- Exercise
Nothing but an exact repeat of the entries below should appear in your answer.

--- Data excerpts Enclosed Below ---

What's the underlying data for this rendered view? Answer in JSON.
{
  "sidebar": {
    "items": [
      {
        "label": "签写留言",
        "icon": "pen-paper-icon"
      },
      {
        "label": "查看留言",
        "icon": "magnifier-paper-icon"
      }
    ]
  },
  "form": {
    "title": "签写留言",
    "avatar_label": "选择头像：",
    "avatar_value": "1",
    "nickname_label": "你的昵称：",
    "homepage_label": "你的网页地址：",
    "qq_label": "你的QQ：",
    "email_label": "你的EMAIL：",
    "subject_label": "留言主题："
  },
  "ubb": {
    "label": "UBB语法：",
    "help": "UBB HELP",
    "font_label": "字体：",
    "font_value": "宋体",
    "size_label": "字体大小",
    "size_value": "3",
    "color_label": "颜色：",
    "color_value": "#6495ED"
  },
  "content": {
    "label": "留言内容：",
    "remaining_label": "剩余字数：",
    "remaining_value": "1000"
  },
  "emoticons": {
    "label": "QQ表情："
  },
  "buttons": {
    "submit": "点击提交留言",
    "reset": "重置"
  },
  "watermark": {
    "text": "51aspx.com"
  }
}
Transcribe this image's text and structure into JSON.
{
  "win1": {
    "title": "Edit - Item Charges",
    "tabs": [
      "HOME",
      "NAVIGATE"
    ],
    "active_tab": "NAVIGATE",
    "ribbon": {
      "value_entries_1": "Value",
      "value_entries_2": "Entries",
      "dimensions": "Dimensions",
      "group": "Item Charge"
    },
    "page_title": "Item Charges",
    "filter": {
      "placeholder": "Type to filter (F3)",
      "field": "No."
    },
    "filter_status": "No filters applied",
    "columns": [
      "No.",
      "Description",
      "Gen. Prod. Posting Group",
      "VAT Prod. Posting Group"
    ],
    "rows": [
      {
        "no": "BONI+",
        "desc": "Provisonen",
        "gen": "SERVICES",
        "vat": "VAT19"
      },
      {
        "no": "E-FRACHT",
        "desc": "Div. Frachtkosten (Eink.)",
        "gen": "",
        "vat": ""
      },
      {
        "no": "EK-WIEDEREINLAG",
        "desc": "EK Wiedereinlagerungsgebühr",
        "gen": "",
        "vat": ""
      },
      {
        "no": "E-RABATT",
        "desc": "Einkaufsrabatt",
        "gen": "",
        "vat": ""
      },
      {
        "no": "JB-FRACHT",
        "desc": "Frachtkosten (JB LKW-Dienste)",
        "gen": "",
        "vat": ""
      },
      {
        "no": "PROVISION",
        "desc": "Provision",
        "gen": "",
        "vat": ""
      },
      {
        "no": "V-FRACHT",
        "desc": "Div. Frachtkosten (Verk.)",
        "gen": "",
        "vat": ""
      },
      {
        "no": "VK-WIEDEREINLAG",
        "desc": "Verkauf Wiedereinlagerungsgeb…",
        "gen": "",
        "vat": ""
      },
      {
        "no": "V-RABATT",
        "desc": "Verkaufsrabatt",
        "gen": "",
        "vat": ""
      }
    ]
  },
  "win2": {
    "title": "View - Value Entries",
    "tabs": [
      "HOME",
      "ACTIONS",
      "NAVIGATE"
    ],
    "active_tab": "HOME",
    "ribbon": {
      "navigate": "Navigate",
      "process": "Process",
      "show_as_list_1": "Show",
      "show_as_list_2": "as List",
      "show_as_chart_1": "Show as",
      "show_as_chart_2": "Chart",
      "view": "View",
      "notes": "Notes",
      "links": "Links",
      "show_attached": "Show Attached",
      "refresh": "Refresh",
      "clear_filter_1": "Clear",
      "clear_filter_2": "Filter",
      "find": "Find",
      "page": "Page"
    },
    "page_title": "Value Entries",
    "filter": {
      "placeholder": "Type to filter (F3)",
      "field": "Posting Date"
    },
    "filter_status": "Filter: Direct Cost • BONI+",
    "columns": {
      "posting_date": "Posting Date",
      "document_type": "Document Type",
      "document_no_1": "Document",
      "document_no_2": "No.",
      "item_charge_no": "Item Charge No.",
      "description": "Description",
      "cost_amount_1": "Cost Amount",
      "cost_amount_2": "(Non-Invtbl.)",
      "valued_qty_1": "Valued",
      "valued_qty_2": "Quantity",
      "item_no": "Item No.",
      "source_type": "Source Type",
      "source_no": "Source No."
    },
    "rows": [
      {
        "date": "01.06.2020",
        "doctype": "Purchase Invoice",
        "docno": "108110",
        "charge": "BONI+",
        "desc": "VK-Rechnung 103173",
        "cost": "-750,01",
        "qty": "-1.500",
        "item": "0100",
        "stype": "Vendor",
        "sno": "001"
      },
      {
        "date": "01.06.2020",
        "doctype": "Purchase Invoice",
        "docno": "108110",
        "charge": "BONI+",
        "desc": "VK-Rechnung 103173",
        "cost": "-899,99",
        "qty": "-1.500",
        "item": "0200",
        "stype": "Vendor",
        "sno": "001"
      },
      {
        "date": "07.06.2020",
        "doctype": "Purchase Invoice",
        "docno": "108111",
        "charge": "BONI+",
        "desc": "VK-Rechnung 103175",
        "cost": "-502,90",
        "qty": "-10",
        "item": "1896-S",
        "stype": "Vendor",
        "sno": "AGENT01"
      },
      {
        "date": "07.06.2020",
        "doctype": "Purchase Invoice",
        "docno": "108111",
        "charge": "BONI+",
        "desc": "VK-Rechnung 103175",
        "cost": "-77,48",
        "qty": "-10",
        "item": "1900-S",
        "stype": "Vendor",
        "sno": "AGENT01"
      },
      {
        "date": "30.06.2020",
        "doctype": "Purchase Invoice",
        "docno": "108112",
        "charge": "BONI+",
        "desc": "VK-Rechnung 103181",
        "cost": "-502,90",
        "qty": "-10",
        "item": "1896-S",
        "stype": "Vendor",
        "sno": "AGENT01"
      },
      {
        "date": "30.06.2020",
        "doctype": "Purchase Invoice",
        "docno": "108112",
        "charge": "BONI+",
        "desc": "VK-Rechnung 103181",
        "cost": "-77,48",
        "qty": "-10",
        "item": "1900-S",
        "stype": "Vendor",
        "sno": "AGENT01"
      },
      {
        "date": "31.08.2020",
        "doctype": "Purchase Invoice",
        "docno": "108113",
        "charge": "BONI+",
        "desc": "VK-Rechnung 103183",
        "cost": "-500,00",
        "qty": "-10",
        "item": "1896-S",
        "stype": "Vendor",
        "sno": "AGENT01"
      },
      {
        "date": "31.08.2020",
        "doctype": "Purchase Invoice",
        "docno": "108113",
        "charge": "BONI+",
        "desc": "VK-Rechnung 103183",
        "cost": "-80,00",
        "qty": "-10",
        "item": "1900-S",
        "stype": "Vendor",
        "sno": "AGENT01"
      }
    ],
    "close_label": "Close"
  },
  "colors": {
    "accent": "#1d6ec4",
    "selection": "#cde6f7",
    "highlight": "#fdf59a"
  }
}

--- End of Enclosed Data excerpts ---

- Worked solution
What's the underlying data for this rendered view? Answer in JSON.
{
  "sidebar": {
    "items": [
      {
        "label": "签写留言",
        "icon": "pen-paper-icon"
      },
      {
        "label": "查看留言",
        "icon": "magnifier-paper-icon"
      }
    ]
  },
  "form": {
    "title": "签写留言",
    "avatar_label": "选择头像：",
    "avatar_value": "1",
    "nickname_label": "你的昵称：",
    "homepage_label": "你的网页地址：",
    "qq_label": "你的QQ：",
    "email_label": "你的EMAIL：",
    "subject_label": "留言主题："
  },
  "ubb": {
    "label": "UBB语法：",
    "help": "UBB HELP",
    "font_label": "字体：",
    "font_value": "宋体",
    "size_label": "字体大小",
    "size_value": "3",
    "color_label": "颜色：",
    "color_value": "#6495ED"
  },
  "content": {
    "label": "留言内容：",
    "remaining_label": "剩余字数：",
    "remaining_value": "1000"
  },
  "emoticons": {
    "label": "QQ表情："
  },
  "buttons": {
    "submit": "点击提交留言",
    "reset": "重置"
  },
  "watermark": {
    "text": "51aspx.com"
  }
}
Transcribe this image's text and structure into JSON.
{
  "win1": {
    "title": "Edit - Item Charges",
    "tabs": [
      "HOME",
      "NAVIGATE"
    ],
    "active_tab": "NAVIGATE",
    "ribbon": {
      "value_entries_1": "Value",
      "value_entries_2": "Entries",
      "dimensions": "Dimensions",
      "group": "Item Charge"
    },
    "page_title": "Item Charges",
    "filter": {
      "placeholder": "Type to filter (F3)",
      "field": "No."
    },
    "filter_status": "No filters applied",
    "columns": [
      "No.",
      "Description",
      "Gen. Prod. Posting Group",
      "VAT Prod. Posting Group"
    ],
    "rows": [
      {
        "no": "BONI+",
        "desc": "Provisonen",
        "gen": "SERVICES",
        "vat": "VAT19"
      },
      {
        "no": "E-FRACHT",
        "desc": "Div. Frachtkosten (Eink.)",
        "gen": "",
        "vat": ""
      },
      {
        "no": "EK-WIEDEREINLAG",
        "desc": "EK Wiedereinlagerungsgebühr",
        "gen": "",
        "vat": ""
      },
      {
        "no": "E-RABATT",
        "desc": "Einkaufsrabatt",
        "gen": "",
        "vat": ""
      },
      {
        "no": "JB-FRACHT",
        "desc": "Frachtkosten (JB LKW-Dienste)",
        "gen": "",
        "vat": ""
      },
      {
        "no": "PROVISION",
        "desc": "Provision",
        "gen": "",
        "vat": ""
      },
      {
        "no": "V-FRACHT",
        "desc": "Div. Frachtkosten (Verk.)",
        "gen": "",
        "vat": ""
      },
      {
        "no": "VK-WIEDEREINLAG",
        "desc": "Verkauf Wiedereinlagerungsgeb…",
        "gen": "",
        "vat": ""
      },
      {
        "no": "V-RABATT",
        "desc": "Verkaufsrabatt",
        "gen": "",
        "vat": ""
      }
    ]
  },
  "win2": {
    "title": "View - Value Entries",
    "tabs": [
      "HOME",
      "ACTIONS",
      "NAVIGATE"
    ],
    "active_tab": "HOME",
    "ribbon": {
      "navigate": "Navigate",
      "process": "Process",
      "show_as_list_1": "Show",
      "show_as_list_2": "as List",
      "show_as_chart_1": "Show as",
      "show_as_chart_2": "Chart",
      "view": "View",
      "notes": "Notes",
      "links": "Links",
      "show_attached": "Show Attached",
      "refresh": "Refresh",
      "clear_filter_1": "Clear",
      "clear_filter_2": "Filter",
      "find": "Find",
      "page": "Page"
    },
    "page_title": "Value Entries",
    "filter": {
      "placeholder": "Type to filter (F3)",
      "field": "Posting Date"
    },
    "filter_status": "Filter: Direct Cost • BONI+",
    "columns": {
      "posting_date": "Posting Date",
      "document_type": "Document Type",
      "document_no_1": "Document",
      "document_no_2": "No.",
      "item_charge_no": "Item Charge No.",
      "description": "Description",
      "cost_amount_1": "Cost Amount",
      "cost_amount_2": "(Non-Invtbl.)",
      "valued_qty_1": "Valued",
      "valued_qty_2": "Quantity",
      "item_no": "Item No.",
      "source_type": "Source Type",
      "source_no": "Source No."
    },
    "rows": [
      {
        "date": "01.06.2020",
        "doctype": "Purchase Invoice",
        "docno": "108110",
        "charge": "BONI+",
        "desc": "VK-Rechnung 103173",
        "cost": "-750,01",
        "qty": "-1.500",
        "item": "0100",
        "stype": "Vendor",
        "sno": "001"
      },
      {
        "date": "01.06.2020",
        "doctype": "Purchase Invoice",
        "docno": "108110",
        "charge": "BONI+",
        "desc": "VK-Rechnung 103173",
        "cost": "-899,99",
        "qty": "-1.500",
        "item": "0200",
        "stype": "Vendor",
        "sno": "001"
      },
      {
        "date": "07.06.2020",
        "doctype": "Purchase Invoice",
        "docno": "108111",
        "charge": "BONI+",
        "desc": "VK-Rechnung 103175",
        "cost": "-502,90",
        "qty": "-10",
        "item": "1896-S",
        "stype": "Vendor",
        "sno": "AGENT01"
      },
      {
        "date": "07.06.2020",
        "doctype": "Purchase Invoice",
        "docno": "108111",
        "charge": "BONI+",
        "desc": "VK-Rechnung 103175",
        "cost": "-77,48",
        "qty": "-10",
        "item": "1900-S",
        "stype": "Vendor",
        "sno": "AGENT01"
      },
      {
        "date": "30.06.2020",
        "doctype": "Purchase Invoice",
        "docno": "108112",
        "charge": "BONI+",
        "desc": "VK-Rechnung 103181",
        "cost": "-502,90",
        "qty": "-10",
        "item": "1896-S",
        "stype": "Vendor",
        "sno": "AGENT01"
      },
      {
        "date": "30.06.2020",
        "doctype": "Purchase Invoice",
        "docno": "108112",
        "charge": "BONI+",
        "desc": "VK-Rechnung 103181",
        "cost": "-77,48",
        "qty": "-10",
        "item": "1900-S",
        "stype": "Vendor",
        "sno": "AGENT01"
      },
      {
        "date": "31.08.2020",
        "doctype": "Purchase Invoice",
        "docno": "108113",
        "charge": "BONI+",
        "desc": "VK-Rechnung 103183",
        "cost": "-500,00",
        "qty": "-10",
        "item": "1896-S",
        "stype": "Vendor",
        "sno": "AGENT01"
      },
      {
        "date": "31.08.2020",
        "doctype": "Purchase Invoice",
        "docno": "108113",
        "charge": "BONI+",
        "desc": "VK-Rechnung 103183",
        "cost": "-80,00",
        "qty": "-10",
        "item": "1900-S",
        "stype": "Vendor",
        "sno": "AGENT01"
      }
    ],
    "close_label": "Close"
  },
  "colors": {
    "accent": "#1d6ec4",
    "selection": "#cde6f7",
    "highlight": "#fdf59a"
  }
}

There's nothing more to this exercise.